* What the exercise asks
All that should appear is the run of lines from the one containing "Transcribe this image's" through the end of the records, each repeated exactly.

Interface dataset entries:
━━━━━━━━
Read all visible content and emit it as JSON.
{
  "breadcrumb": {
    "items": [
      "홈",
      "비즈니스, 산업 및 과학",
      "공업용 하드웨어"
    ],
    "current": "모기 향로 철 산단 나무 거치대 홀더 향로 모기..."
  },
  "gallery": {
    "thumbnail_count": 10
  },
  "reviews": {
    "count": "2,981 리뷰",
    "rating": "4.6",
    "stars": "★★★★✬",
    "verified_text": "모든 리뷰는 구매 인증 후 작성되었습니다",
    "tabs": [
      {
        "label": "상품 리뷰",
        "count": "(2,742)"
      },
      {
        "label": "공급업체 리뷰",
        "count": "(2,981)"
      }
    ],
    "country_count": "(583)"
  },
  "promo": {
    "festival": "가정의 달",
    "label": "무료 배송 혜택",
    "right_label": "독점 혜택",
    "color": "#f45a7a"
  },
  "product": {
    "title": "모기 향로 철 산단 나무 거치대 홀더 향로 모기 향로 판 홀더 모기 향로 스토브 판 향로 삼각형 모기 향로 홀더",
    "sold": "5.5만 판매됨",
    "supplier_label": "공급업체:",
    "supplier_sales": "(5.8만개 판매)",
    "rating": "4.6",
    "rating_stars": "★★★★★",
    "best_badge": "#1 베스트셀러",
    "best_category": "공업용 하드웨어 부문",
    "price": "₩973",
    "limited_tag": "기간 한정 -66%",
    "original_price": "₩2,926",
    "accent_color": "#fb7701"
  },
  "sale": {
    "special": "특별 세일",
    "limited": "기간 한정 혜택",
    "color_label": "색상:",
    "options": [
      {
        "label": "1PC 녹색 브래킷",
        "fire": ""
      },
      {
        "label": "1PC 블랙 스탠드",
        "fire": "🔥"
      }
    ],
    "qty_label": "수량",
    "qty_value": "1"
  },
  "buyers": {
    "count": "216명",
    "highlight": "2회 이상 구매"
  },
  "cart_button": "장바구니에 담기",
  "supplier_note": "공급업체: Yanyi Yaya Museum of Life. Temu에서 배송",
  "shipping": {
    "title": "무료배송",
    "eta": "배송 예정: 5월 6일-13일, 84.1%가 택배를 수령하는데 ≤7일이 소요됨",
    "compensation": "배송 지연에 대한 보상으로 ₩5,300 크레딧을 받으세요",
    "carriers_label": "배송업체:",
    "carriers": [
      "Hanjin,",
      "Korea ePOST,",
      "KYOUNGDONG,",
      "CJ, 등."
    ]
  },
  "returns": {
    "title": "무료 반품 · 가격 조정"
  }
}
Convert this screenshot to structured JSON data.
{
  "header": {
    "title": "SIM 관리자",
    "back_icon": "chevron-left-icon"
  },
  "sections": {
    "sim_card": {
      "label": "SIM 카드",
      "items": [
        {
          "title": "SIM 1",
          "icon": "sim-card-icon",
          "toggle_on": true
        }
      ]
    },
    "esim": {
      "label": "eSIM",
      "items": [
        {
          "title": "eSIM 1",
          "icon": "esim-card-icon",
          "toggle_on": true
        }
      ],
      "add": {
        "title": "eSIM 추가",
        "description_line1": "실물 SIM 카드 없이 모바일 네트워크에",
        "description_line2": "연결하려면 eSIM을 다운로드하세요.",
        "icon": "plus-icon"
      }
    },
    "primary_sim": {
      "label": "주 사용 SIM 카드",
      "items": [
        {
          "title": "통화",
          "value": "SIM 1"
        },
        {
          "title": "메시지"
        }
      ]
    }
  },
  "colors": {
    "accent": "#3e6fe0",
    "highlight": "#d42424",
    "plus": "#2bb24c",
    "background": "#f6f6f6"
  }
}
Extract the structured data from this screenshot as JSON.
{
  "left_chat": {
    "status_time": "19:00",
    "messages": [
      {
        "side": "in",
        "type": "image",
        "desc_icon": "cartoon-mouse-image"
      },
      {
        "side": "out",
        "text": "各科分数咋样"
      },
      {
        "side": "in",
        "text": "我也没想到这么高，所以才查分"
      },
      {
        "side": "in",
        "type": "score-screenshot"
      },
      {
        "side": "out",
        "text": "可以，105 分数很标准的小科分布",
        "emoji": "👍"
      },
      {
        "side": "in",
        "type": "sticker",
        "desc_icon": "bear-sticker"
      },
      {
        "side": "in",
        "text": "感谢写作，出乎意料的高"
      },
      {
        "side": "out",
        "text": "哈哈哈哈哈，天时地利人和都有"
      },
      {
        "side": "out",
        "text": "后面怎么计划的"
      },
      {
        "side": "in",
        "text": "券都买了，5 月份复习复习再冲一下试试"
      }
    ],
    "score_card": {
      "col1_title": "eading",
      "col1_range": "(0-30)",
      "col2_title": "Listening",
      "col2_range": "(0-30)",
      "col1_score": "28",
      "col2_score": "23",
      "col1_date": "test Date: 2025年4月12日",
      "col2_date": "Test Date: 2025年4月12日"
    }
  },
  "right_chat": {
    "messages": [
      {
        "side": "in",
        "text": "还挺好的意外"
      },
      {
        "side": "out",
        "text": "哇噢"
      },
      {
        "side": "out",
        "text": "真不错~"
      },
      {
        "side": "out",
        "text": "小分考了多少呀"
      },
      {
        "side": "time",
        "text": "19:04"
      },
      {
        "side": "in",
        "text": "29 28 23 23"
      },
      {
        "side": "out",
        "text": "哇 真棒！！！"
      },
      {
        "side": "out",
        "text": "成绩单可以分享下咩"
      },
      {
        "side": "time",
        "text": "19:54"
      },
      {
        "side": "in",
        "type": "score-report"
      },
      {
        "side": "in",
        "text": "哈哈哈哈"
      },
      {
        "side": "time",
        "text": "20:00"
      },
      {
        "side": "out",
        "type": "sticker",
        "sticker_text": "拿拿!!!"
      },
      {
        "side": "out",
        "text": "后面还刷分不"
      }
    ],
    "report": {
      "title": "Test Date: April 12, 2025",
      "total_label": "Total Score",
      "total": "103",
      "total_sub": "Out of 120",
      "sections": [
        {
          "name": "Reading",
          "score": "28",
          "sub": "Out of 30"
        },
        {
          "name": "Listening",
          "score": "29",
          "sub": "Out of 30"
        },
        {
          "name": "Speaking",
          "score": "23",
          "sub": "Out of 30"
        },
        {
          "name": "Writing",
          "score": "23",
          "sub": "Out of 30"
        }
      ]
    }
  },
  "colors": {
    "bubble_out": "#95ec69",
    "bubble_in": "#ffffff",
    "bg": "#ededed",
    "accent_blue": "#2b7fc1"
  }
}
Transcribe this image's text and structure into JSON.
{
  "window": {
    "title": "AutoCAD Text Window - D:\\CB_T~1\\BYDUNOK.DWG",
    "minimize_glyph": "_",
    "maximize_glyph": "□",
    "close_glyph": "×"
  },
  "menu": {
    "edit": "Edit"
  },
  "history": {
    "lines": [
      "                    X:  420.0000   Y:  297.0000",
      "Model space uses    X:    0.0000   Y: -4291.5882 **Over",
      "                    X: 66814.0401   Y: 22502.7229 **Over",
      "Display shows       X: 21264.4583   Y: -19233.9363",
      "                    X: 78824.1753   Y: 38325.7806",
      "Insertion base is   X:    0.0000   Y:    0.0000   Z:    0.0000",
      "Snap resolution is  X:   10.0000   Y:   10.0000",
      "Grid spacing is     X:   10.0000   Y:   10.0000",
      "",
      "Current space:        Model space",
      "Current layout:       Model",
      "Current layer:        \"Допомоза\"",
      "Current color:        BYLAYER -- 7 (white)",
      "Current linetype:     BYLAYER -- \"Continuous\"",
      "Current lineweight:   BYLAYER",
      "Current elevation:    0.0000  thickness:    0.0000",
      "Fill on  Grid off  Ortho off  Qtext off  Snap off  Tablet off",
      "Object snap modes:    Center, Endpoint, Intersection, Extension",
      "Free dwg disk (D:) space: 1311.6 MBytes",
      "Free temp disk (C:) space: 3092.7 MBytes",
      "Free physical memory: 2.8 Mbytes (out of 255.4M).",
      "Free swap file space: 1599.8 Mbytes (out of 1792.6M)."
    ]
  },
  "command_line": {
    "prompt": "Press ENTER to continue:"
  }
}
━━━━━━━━
* Written answer
Transcribe this image's text and structure into JSON.
{
  "window": {
    "title": "AutoCAD Text Window - D:\\CB_T~1\\BYDUNOK.DWG",
    "minimize_glyph": "_",
    "maximize_glyph": "□",
    "close_glyph": "×"
  },
  "menu": {
    "edit": "Edit"
  },
  "history": {
    "lines": [
      "                    X:  420.0000   Y:  297.0000",
      "Model space uses    X:    0.0000   Y: -4291.5882 **Over",
      "                    X: 66814.0401   Y: 22502.7229 **Over",
      "Display shows       X: 21264.4583   Y: -19233.9363",
      "                    X: 78824.1753   Y: 38325.7806",
      "Insertion base is   X:    0.0000   Y:    0.0000   Z:    0.0000",
      "Snap resolution is  X:   10.0000   Y:   10.0000",
      "Grid spacing is     X:   10.0000   Y:   10.0000",
      "",
      "Current space:        Model space",
      "Current layout:       Model",
      "Current layer:        \"Допомоза\"",
      "Current color:        BYLAYER -- 7 (white)",
      "Current linetype:     BYLAYER -- \"Continuous\"",
      "Current lineweight:   BYLAYER",
      "Current elevation:    0.0000  thickness:    0.0000",
      "Fill on  Grid off  Ortho off  Qtext off  Snap off  Tablet off",
      "Object snap modes:    Center, Endpoint, Intersection, Extension",
      "Free dwg disk (D:) space: 1311.6 MBytes",
      "Free temp disk (C:) space: 3092.7 MBytes",
      "Free physical memory: 2.8 Mbytes (out of 255.4M).",
      "Free swap file space: 1599.8 Mbytes (out of 1792.6M)."
    ]
  },
  "command_line": {
    "prompt": "Press ENTER to continue:"
  }
}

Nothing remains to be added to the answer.